*** Opening Provided records ***

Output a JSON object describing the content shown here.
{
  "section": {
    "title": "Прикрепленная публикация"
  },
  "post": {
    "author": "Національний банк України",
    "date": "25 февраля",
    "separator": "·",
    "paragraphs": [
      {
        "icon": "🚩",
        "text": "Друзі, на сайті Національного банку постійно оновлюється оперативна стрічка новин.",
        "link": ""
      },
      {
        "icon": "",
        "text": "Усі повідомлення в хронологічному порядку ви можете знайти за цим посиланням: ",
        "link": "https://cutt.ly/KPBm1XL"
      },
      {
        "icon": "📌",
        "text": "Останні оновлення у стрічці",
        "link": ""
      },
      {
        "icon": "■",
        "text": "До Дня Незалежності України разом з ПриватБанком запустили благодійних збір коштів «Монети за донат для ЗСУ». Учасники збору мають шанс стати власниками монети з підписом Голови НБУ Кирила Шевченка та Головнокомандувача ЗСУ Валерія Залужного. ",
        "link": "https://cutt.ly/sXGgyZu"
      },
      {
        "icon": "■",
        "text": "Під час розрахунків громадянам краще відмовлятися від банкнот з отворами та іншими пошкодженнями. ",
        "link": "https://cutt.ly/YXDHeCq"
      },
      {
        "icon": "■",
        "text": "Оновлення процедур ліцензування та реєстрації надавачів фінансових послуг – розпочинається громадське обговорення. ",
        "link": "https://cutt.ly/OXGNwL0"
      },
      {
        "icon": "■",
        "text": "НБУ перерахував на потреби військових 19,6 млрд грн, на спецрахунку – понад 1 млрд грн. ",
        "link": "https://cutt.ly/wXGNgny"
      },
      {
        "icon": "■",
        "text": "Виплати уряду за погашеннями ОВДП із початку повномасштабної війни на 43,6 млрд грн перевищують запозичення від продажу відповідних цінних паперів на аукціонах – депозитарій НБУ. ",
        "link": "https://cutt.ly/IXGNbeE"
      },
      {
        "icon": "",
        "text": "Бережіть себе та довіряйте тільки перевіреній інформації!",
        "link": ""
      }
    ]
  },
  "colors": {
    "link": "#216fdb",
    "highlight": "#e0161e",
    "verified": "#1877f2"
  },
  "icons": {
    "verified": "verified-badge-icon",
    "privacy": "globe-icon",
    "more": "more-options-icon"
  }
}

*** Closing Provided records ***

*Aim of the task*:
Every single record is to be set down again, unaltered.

*Result of the exercise*:
Output a JSON object describing the content shown here.
{
  "section": {
    "title": "Прикрепленная публикация"
  },
  "post": {
    "author": "Національний банк України",
    "date": "25 февраля",
    "separator": "·",
    "paragraphs": [
      {
        "icon": "🚩",
        "text": "Друзі, на сайті Національного банку постійно оновлюється оперативна стрічка новин.",
        "link": ""
      },
      {
        "icon": "",
        "text": "Усі повідомлення в хронологічному порядку ви можете знайти за цим посиланням: ",
        "link": "https://cutt.ly/KPBm1XL"
      },
      {
        "icon": "📌",
        "text": "Останні оновлення у стрічці",
        "link": ""
      },
      {
        "icon": "■",
        "text": "До Дня Незалежності України разом з ПриватБанком запустили благодійних збір коштів «Монети за донат для ЗСУ». Учасники збору мають шанс стати власниками монети з підписом Голови НБУ Кирила Шевченка та Головнокомандувача ЗСУ Валерія Залужного. ",
        "link": "https://cutt.ly/sXGgyZu"
      },
      {
        "icon": "■",
        "text": "Під час розрахунків громадянам краще відмовлятися від банкнот з отворами та іншими пошкодженнями. ",
        "link": "https://cutt.ly/YXDHeCq"
      },
      {
        "icon": "■",
        "text": "Оновлення процедур ліцензування та реєстрації надавачів фінансових послуг – розпочинається громадське обговорення. ",
        "link": "https://cutt.ly/OXGNwL0"
      },
      {
        "icon": "■",
        "text": "НБУ перерахував на потреби військових 19,6 млрд грн, на спецрахунку – понад 1 млрд грн. ",
        "link": "https://cutt.ly/wXGNgny"
      },
      {
        "icon": "■",
        "text": "Виплати уряду за погашеннями ОВДП із початку повномасштабної війни на 43,6 млрд грн перевищують запозичення від продажу відповідних цінних паперів на аукціонах – депозитарій НБУ. ",
        "link": "https://cutt.ly/IXGNbeE"
      },
      {
        "icon": "",
        "text": "Бережіть себе та довіряйте тільки перевіреній інформації!",
        "link": ""
      }
    ]
  },
  "colors": {
    "link": "#216fdb",
    "highlight": "#e0161e",
    "verified": "#1877f2"
  },
  "icons": {
    "verified": "verified-badge-icon",
    "privacy": "globe-icon",
    "more": "more-options-icon"
  }
}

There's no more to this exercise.